Classroom Visual Activites - 2 (CVA-2)(2019)
Available on Amazon (Kindle format)
Vision is the primary tool through which traditional learning takes place, and many times a child’s problems in vision will limit success in the classroom. Sight is the ability to see, but true vision is the result of the ability to interpret and understand the information that comes through ones’ eyes. Only when a child has efficient interpretive skills, does he/she then possess the foundations or prerequisites needed to fully benefit from classroom instruction and work.
The purpose of CVA-2 is to assist a teacher, therapist or parent by providing suggestions for classroom activities designed to enhance a student’s visual skills. Once visual skill difficulties have been identified, the adult can be a powerful initiator of change regarding the child’s visual skills. Ideally, the student will enhance visual interpretation strategies through the development of more efficient near to far focusing and smoother eye movements.
The CVA-2 tasks may be used with almost any age group. For younger students, make the activities more game-like and use analogies. For example, if you are asking the student to put a smaller straw within a larger one, instead of saying “pierce the straw”, you might say “dock your rocket ship”. For older students, the adult may use more sophisticated and sports-related language.
CVA-2 presents a wide variety of activities which cover skills such as general muscle movement, specific muscle movement, pursuits, scanning, locating/saccades, near/far shifts (aligning), and visually guided movements. A chart identified the specific skills each activity covers.
A foundation in visual efficiency is critical. It enables students to develop a greater efficiency of work habits and skill development. While vision assistance will not treat dyslexia or other learning issues, this assistance will remove a barrier which could interfere with appropriate learning.
Eli, the Boy Who Hated to Write: Understanding Dysgraphia (2nd edition, 2008)
Available on Amazon
The following forward was written by Rick Lavoie.
Did you ever have a job where there was one solitary task that you abhorred or dreaded? Perhaps it was a monthly accounting report or an annual inventory project. You constantly dreaded the day that your superior entered your office to announce that it was time to approach this distasteful and fear-filled activity. You were anxious, frightened and disheartened. This is the way that Eli Richards, and every child who struggles with dysgraphia, felt each time he heard a teacher say the dreaded words, “Everyone take out a piece of paper. I want you to write a composition!”

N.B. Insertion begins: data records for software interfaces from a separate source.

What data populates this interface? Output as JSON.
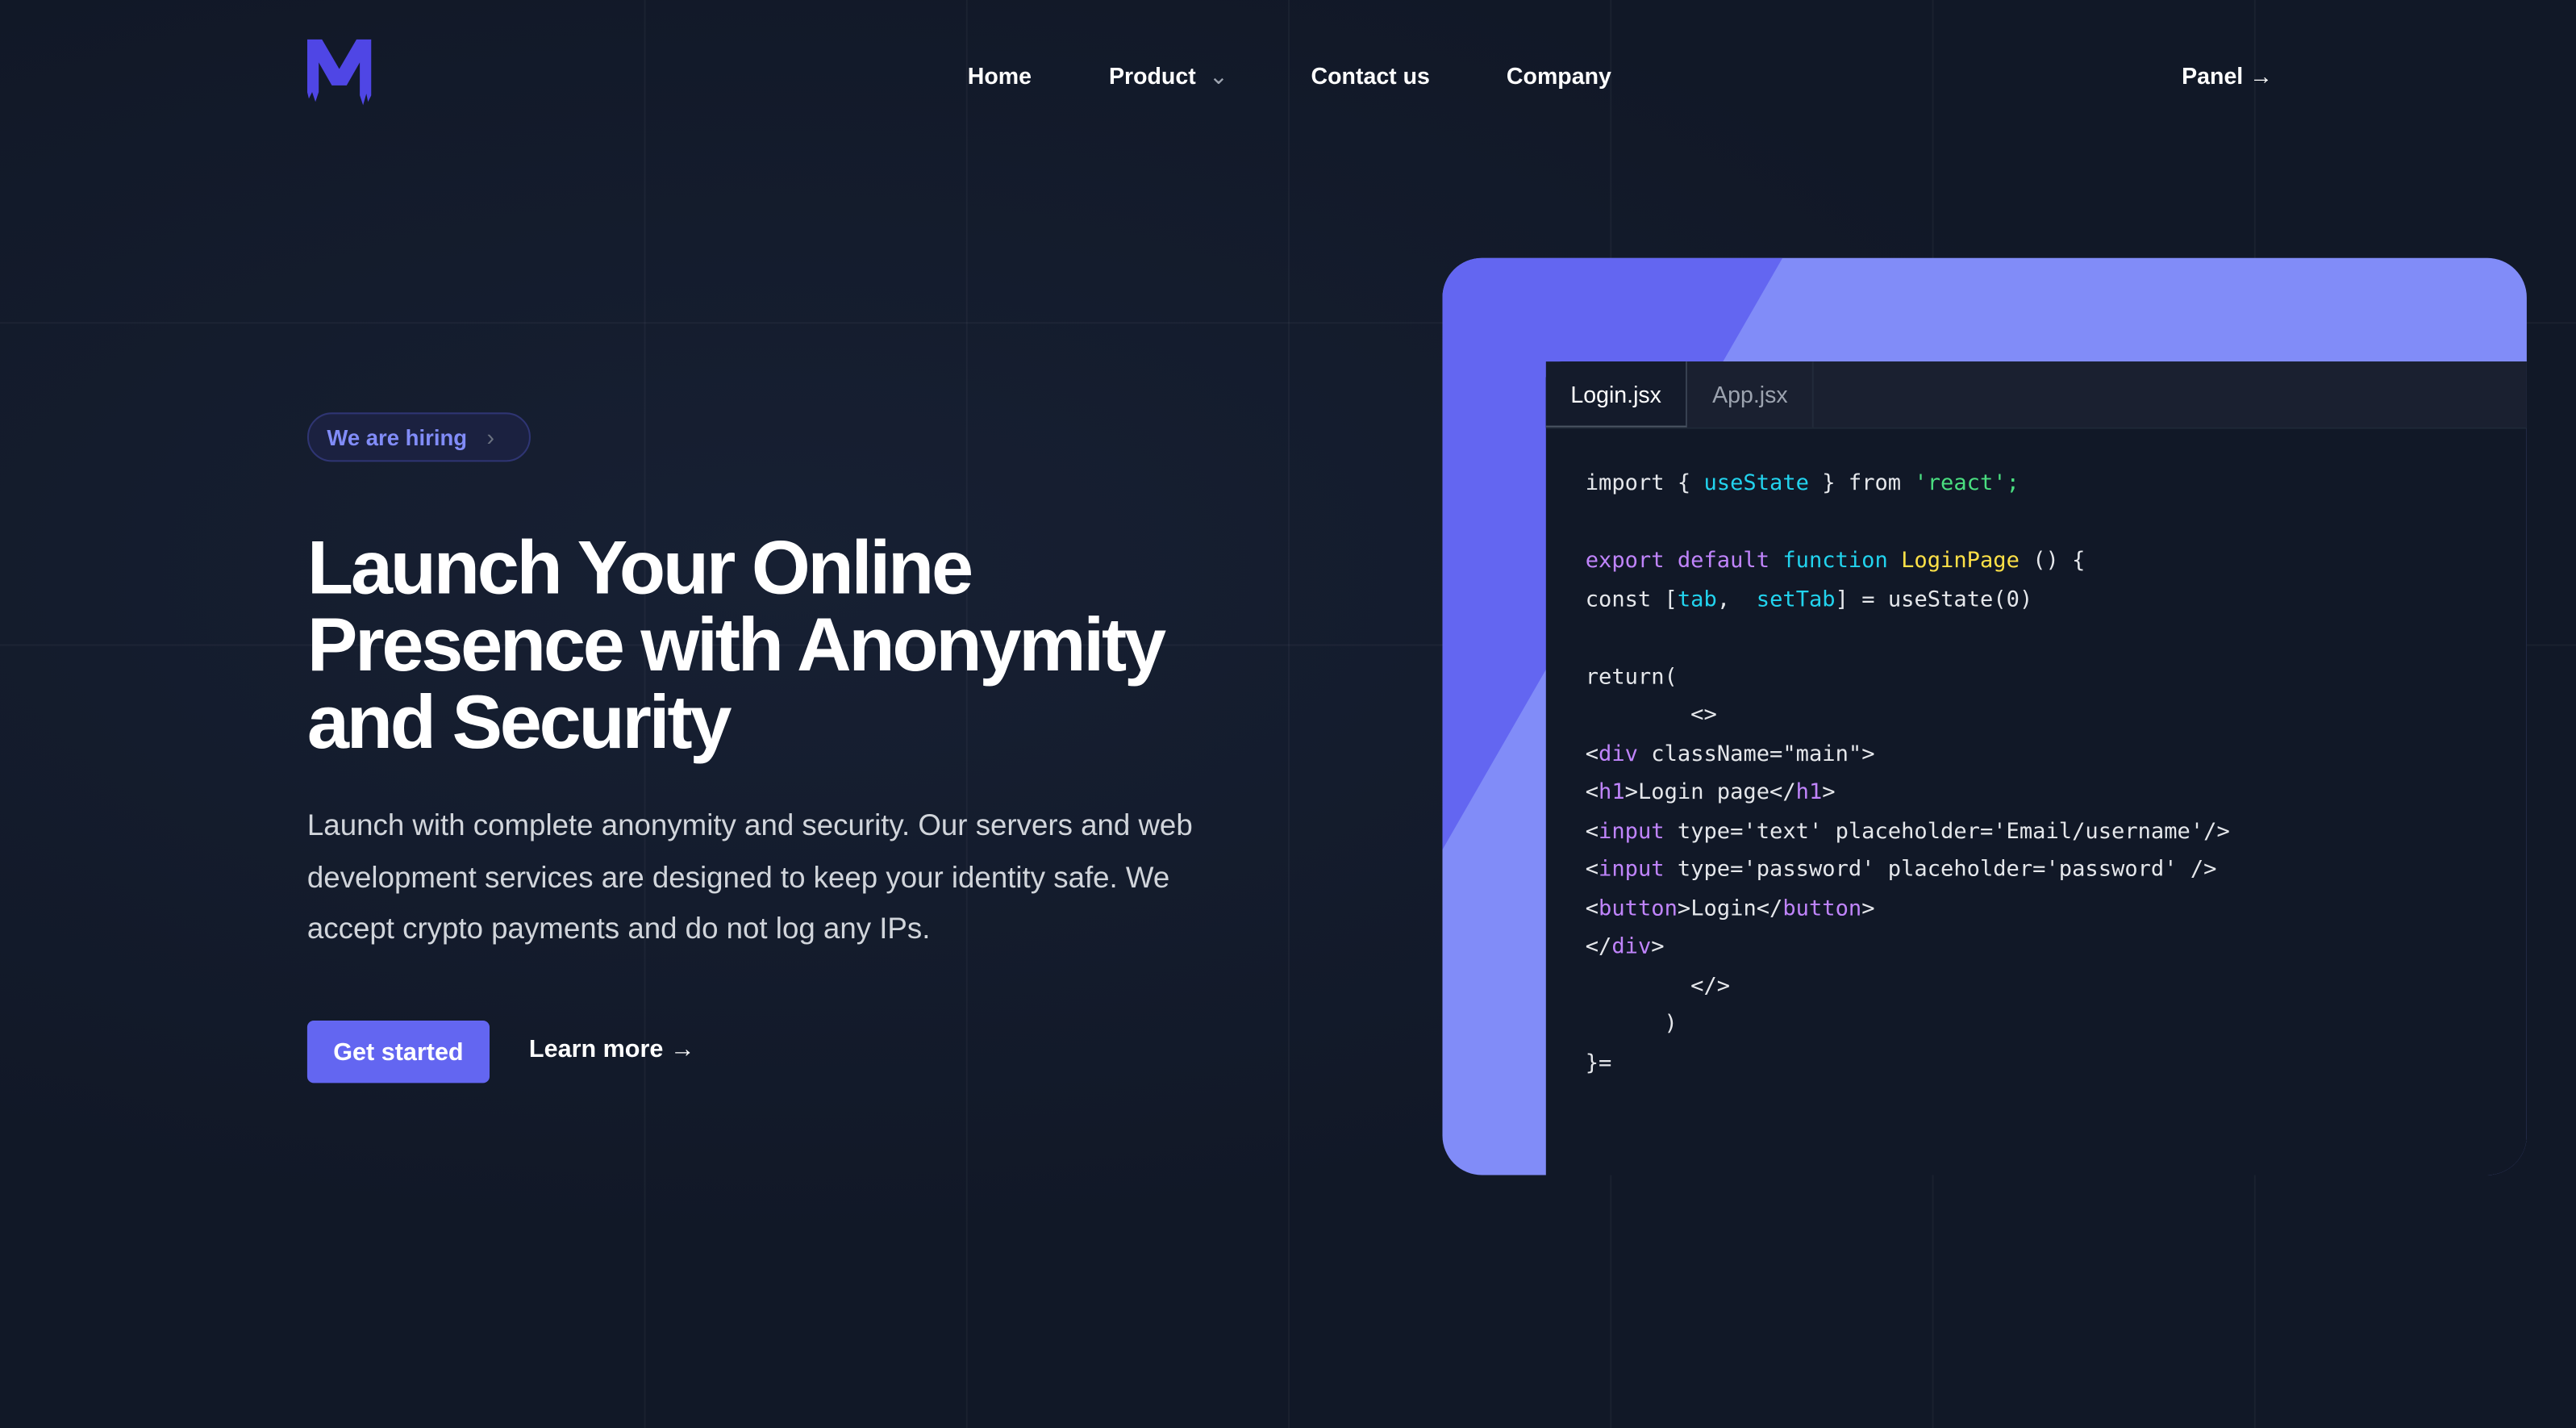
{
  "nav": {
    "brand": "M",
    "items": [
      "Home",
      "Product",
      "Contact us",
      "Company"
    ],
    "panel": "Panel →"
  },
  "hero": {
    "badge": "We are hiring",
    "title_lines": [
      "Launch Your Online",
      "Presence with Anonymity",
      "and Security"
    ],
    "lead": "Launch with complete anonymity and security. Our servers and web development services are designed to keep your identity safe. We accept crypto payments and do not log any IPs.",
    "primary": "Get started",
    "secondary": "Learn more →"
  },
  "editor": {
    "tabs": [
      "Login.jsx",
      "App.jsx"
    ],
    "lines": [
      [
        [
          "import { ",
          ""
        ],
        [
          "useState",
          "fn"
        ],
        [
          " } from ",
          ""
        ],
        [
          "'react';",
          "str"
        ]
      ],
      [],
      [
        [
          "export default ",
          "kw"
        ],
        [
          "function ",
          "fn"
        ],
        [
          "LoginPage",
          "name"
        ],
        [
          " () {",
          ""
        ]
      ],
      [
        [
          "const [",
          ""
        ],
        [
          "tab",
          "var"
        ],
        [
          ",  ",
          ""
        ],
        [
          "setTab",
          "var"
        ],
        [
          "] = useState(0)",
          ""
        ]
      ],
      [],
      [
        [
          "return(",
          ""
        ]
      ],
      [
        [
          "        <>",
          ""
        ]
      ],
      [
        [
          "<",
          ""
        ],
        [
          "div",
          "tag"
        ],
        [
          " className=\"main\">",
          ""
        ]
      ],
      [
        [
          "<",
          ""
        ],
        [
          "h1",
          "tag"
        ],
        [
          ">Login page</",
          ""
        ],
        [
          "h1",
          "tag"
        ],
        [
          ">",
          ""
        ]
      ],
      [
        [
          "<",
          ""
        ],
        [
          "input",
          "tag"
        ],
        [
          " type='text' placeholder='Email/username'/>",
          ""
        ]
      ],
      [
        [
          "<",
          ""
        ],
        [
          "input",
          "tag"
        ],
        [
          " type='password' placeholder='password' />",
          ""
        ]
      ],
      [
        [
          "<",
          ""
        ],
        [
          "button",
          "tag"
        ],
        [
          ">Login</",
          ""
        ],
        [
          "button",
          "tag"
        ],
        [
          ">",
          ""
        ]
      ],
      [
        [
          "</",
          ""
        ],
        [
          "div",
          "tag"
        ],
        [
          ">",
          ""
        ]
      ],
      [
        [
          "        </>",
          ""
        ]
      ],
      [
        [
          "      )",
          ""
        ]
      ],
      [
        [
          "}=",
          ""
        ]
      ]
    ]
  },
  "colors": {
    "bg": "#111827",
    "accent": "#6366f1",
    "accent_light": "#818cf8"
  }
}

Eli is a bright student with an extensive repertoire of interests and talents. He has a rich and vibrant vocabulary and an impressive fund of background information and facts. He is wonderfully creative and has earned the respect and affection of all who know him because of his innovative view of life. But he couldn’t write. Every aspect of the writing process -- handwriting, note taking, spelling, syntax, semantics, word choice, etc., was a mystery for him. His fluency and fluidity with language came to a frightening and screeching halt whenever he sat in front of a blank piece of paper with a pen in hand. As he progressed through the grades, composition skills became increasingly important --and increasingly frustrating and frightening.
But Eli’s story is not merely a tale of failure and struggle. It is also a story of support, faith and small victories. Eli’s school life had many detractors, but he also had defenders and champions. Going through Eli’s struggles, reminds me, as in the fairy tales, there is one caring, devoted adult that can save the life of a child.
Dysgraphia is among the least understood aspects of learning disorders. This complex problem has a confusing collection of symptoms and manifestations. These children wrestle daily with a knot of attention problems, memory difficulties, language deficiencies and idiosyncratic thought processes. Often, the professionals in the child’s life will deal with the individual symptoms of Dysgraphia, but they fail to understand (or remediate) the disorder in its entirety. They try to assist with the symptoms without confronting the problem in any way. As a result, their interventions are often unsuccessful, and the child’s frustrations become more profound.
Eli, The Boy Who Couldn’t Write puts a human face on this puzzling disorder. In a charming and insightful narrative, Eli tells of his daily frustrations and his creative attempts to avoid, and later, self-remediate, his writing problems. You feel as if you are sitting next to Eli in the classroom as he faces his daily challenges. Eli’s story of fear, frustration and failure enables the reader to gain a genuine understanding or the problems that Eli confronted daily.
But this book is not only about struggles. It also offers solutions. At the conclusion of Eli’s narrative, the calvary arrives -- offering practical advice for how we can assist the dysgraphic child in the classroom and at home.
Eli’s mother, Regina, has come to be recognized as one of the nation’s foremost experts on this puzzling disorder. She provides a detailed but understandable list of dysgraphia’s symptoms and etiology. As you read her outline, you will come to recognize the dysgraphic students in your own classroom. Beyond merely identifying the disorder, Regina offers field-tested strategies and approaches to use with the child. By combining her unparalleled experiences as a teacher, consultant and researcher with her experiences as Eli’s Mom, she is able to approach this task with the mind of a professional and the heart of a parent. An unbeatable combination.
As you read Eli’s story, allow his compelling words to solidify your commitment to the children in your life who fight the “writing dragon” daily.